mental health treatment facility

After you complete detox, you can start receiving behavioral therapy, or dual diagnosis therapy, that addresses both your mental health condition and addiction-related behaviors. For example, you may learn special skills that teach you how to manage symptoms of depression and anxiety without resorting to drugs and alcohol.

Camelback Recovery understands that everyone has their unique story and situation as it relates to addiction and mental health and is devoted to developing a customized treatment plan that will cater to your specific situation. We’ll do whatever it takes to ensure you’re getting the mental health treatment you need to successfully recover from and/or manage your dual diagnosis.

Where to Find Mental Health Treatment in Phoenix

At Camelback Recovery, we offer mental health treatment in both our partial hospitalization program (PHP) and intensive outpatient program (IOP). We also operate three sober living homes for men and women who live in or near Phoenix.

Camelback Recovery provides treatment to residents across the state of Arizona and greater Phoenix area which include Scottsdale, Tempe, Mesa, Gilbert, Chandler, Glendale. Contact us today or call (602) 466-9880 to learn more about our therapy options.

Testimonials

Camelback Recovery’s mental health clinic and addiction treatment center provides treatment to residents across the state of Arizona and the greater Phoenix area which includes Scottsdale, Tempe, Mesa, Gilbert, Chandler, and Glendale. Click the button below to read more testimonials from our happy and sober alumni.

Camelback recovery is amazing. The environment is great and welcoming. I highly recommend this place to anybody who is looking to better their life.

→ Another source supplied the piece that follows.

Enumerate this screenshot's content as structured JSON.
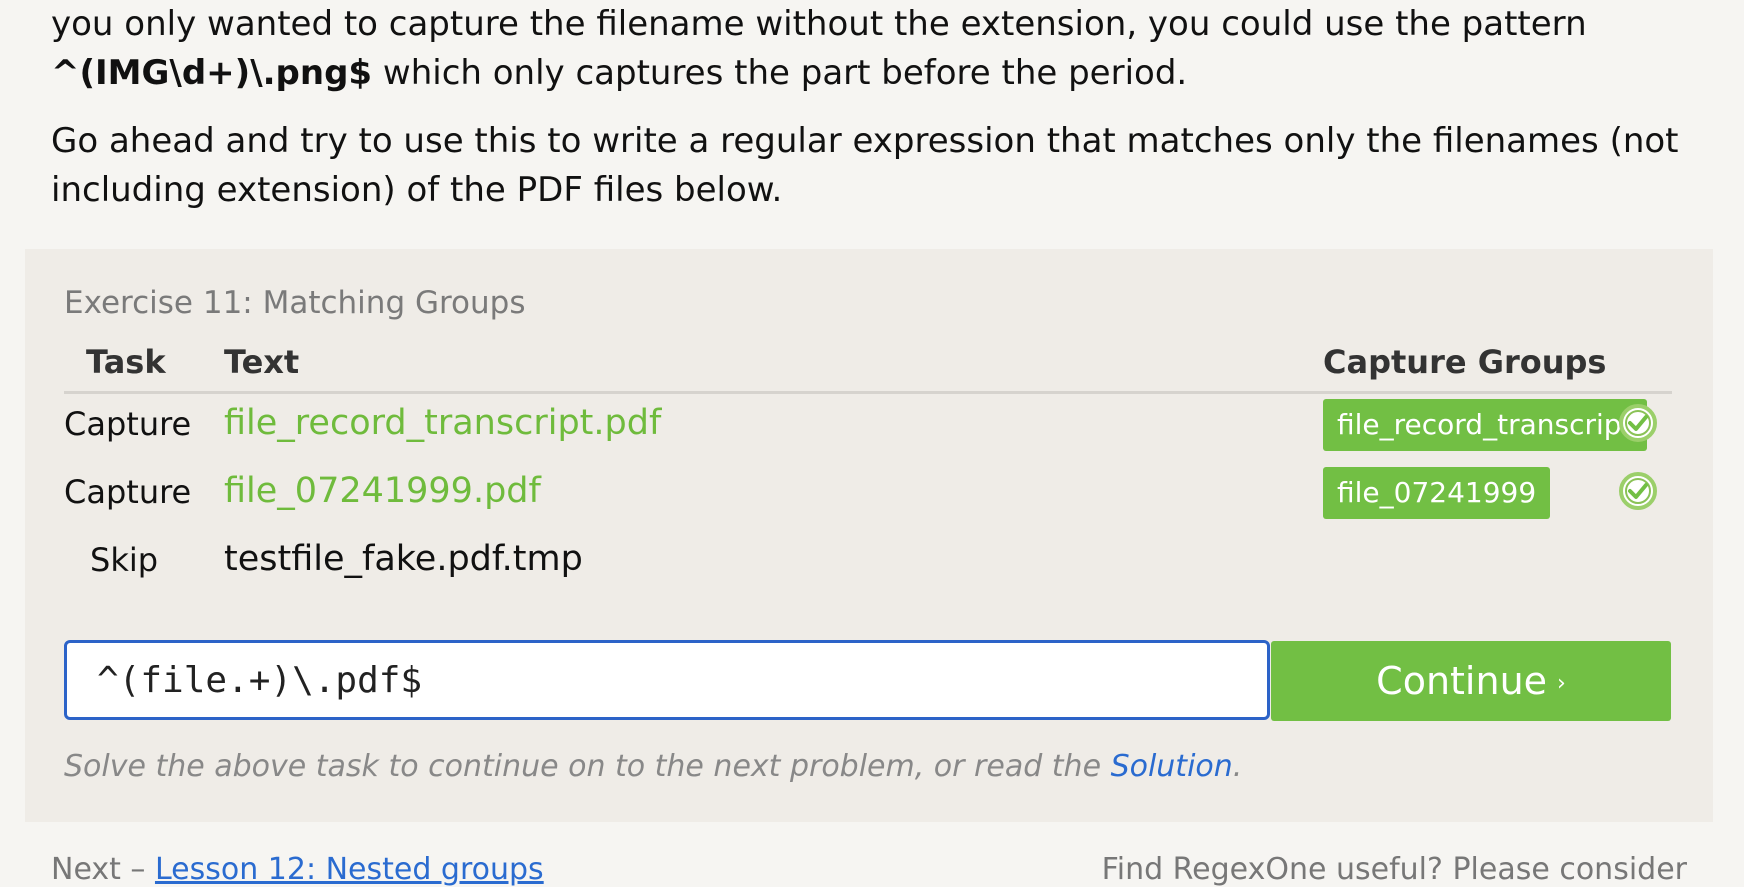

Joseph C

It was a really good experience! I made some stable friendships, had a lot of fun, and got to reside in an absolutely beautiful house.

Allie H